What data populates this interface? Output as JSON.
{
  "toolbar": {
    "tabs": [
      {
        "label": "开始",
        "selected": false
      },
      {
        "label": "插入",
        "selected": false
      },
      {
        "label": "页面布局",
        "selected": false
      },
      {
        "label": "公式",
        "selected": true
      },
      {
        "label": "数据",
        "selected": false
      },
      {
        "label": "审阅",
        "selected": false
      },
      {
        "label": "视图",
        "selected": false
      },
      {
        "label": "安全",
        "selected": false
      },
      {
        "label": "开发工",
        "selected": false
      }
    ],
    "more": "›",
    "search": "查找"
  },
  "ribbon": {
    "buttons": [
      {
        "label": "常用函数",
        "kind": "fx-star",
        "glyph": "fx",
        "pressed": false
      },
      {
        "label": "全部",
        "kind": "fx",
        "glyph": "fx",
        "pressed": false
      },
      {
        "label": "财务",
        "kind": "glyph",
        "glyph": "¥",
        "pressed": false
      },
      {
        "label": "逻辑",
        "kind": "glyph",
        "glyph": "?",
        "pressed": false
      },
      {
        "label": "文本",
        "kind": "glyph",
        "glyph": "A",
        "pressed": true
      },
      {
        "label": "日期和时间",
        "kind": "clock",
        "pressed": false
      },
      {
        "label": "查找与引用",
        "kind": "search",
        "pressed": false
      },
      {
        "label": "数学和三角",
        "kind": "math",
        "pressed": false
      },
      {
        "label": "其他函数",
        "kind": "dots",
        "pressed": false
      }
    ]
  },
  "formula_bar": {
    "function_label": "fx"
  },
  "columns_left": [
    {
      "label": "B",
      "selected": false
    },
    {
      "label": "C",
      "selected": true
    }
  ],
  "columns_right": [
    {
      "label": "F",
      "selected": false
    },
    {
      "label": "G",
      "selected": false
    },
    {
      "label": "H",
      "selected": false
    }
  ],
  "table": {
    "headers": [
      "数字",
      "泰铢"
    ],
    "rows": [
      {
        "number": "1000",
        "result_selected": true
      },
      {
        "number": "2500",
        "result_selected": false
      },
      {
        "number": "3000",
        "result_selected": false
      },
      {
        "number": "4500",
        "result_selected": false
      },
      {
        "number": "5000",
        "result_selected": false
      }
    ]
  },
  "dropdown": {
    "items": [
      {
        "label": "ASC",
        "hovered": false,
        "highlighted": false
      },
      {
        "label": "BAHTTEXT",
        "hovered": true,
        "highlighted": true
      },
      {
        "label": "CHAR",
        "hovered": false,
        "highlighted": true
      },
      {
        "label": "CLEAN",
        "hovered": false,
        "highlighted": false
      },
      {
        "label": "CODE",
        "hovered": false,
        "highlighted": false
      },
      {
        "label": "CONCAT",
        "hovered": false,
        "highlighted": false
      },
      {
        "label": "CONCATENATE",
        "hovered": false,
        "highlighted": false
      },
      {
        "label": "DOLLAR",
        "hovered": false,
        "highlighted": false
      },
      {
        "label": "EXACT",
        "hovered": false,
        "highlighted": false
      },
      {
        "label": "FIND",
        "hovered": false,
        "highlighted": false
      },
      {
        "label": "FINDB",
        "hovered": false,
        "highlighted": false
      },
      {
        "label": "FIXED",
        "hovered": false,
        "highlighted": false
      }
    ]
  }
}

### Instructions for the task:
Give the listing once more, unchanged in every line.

### Your solution:
What data populates this interface? Output as JSON.
{
  "toolbar": {
    "tabs": [
      {
        "label": "开始",
        "selected": false
      },
      {
        "label": "插入",
        "selected": false
      },
      {
        "label": "页面布局",
        "selected": false
      },
      {
        "label": "公式",
        "selected": true
      },
      {
        "label": "数据",
        "selected": false
      },
      {
        "label": "审阅",
        "selected": false
      },
      {
        "label": "视图",
        "selected": false
      },
      {
        "label": "安全",
        "selected": false
      },
      {
        "label": "开发工",
        "selected": false
      }
    ],
    "more": "›",
    "search": "查找"
  },
  "ribbon": {
    "buttons": [
      {
        "label": "常用函数",
        "kind": "fx-star",
        "glyph": "fx",
        "pressed": false
      },
      {
        "label": "全部",
        "kind": "fx",
        "glyph": "fx",
        "pressed": false
      },
      {
        "label": "财务",
        "kind": "glyph",
        "glyph": "¥",
        "pressed": false
      },
      {
        "label": "逻辑",
        "kind": "glyph",
        "glyph": "?",
        "pressed": false
      },
      {
        "label": "文本",
        "kind": "glyph",
        "glyph": "A",
        "pressed": true
      },
      {
        "label": "日期和时间",
        "kind": "clock",
        "pressed": false
      },
      {
        "label": "查找与引用",
        "kind": "search",
        "pressed": false
      },
      {
        "label": "数学和三角",
        "kind": "math",
        "pressed": false
      },
      {
        "label": "其他函数",
        "kind": "dots",
        "pressed": false
      }
    ]
  },
  "formula_bar": {
    "function_label": "fx"
  },
  "columns_left": [
    {
      "label": "B",
      "selected": false
    },
    {
      "label": "C",
      "selected": true
    }
  ],
  "columns_right": [
    {
      "label": "F",
      "selected": false
    },
    {
      "label": "G",
      "selected": false
    },
    {
      "label": "H",
      "selected": false
    }
  ],
  "table": {
    "headers": [
      "数字",
      "泰铢"
    ],
    "rows": [
      {
        "number": "1000",
        "result_selected": true
      },
      {
        "number": "2500",
        "result_selected": false
      },
      {
        "number": "3000",
        "result_selected": false
      },
      {
        "number": "4500",
        "result_selected": false
      },
      {
        "number": "5000",
        "result_selected": false
      }
    ]
  },
  "dropdown": {
    "items": [
      {
        "label": "ASC",
        "hovered": false,
        "highlighted": false
      },
      {
        "label": "BAHTTEXT",
        "hovered": true,
        "highlighted": true
      },
      {
        "label": "CHAR",
        "hovered": false,
        "highlighted": true
      },
      {
        "label": "CLEAN",
        "hovered": false,
        "highlighted": false
      },
      {
        "label": "CODE",
        "hovered": false,
        "highlighted": false
      },
      {
        "label": "CONCAT",
        "hovered": false,
        "highlighted": false
      },
      {
        "label": "CONCATENATE",
        "hovered": false,
        "highlighted": false
      },
      {
        "label": "DOLLAR",
        "hovered": false,
        "highlighted": false
      },
      {
        "label": "EXACT",
        "hovered": false,
        "highlighted": false
      },
      {
        "label": "FIND",
        "hovered": false,
        "highlighted": false
      },
      {
        "label": "FINDB",
        "hovered": false,
        "highlighted": false
      },
      {
        "label": "FIXED",
        "hovered": false,
        "highlighted": false
      }
    ]
  }
}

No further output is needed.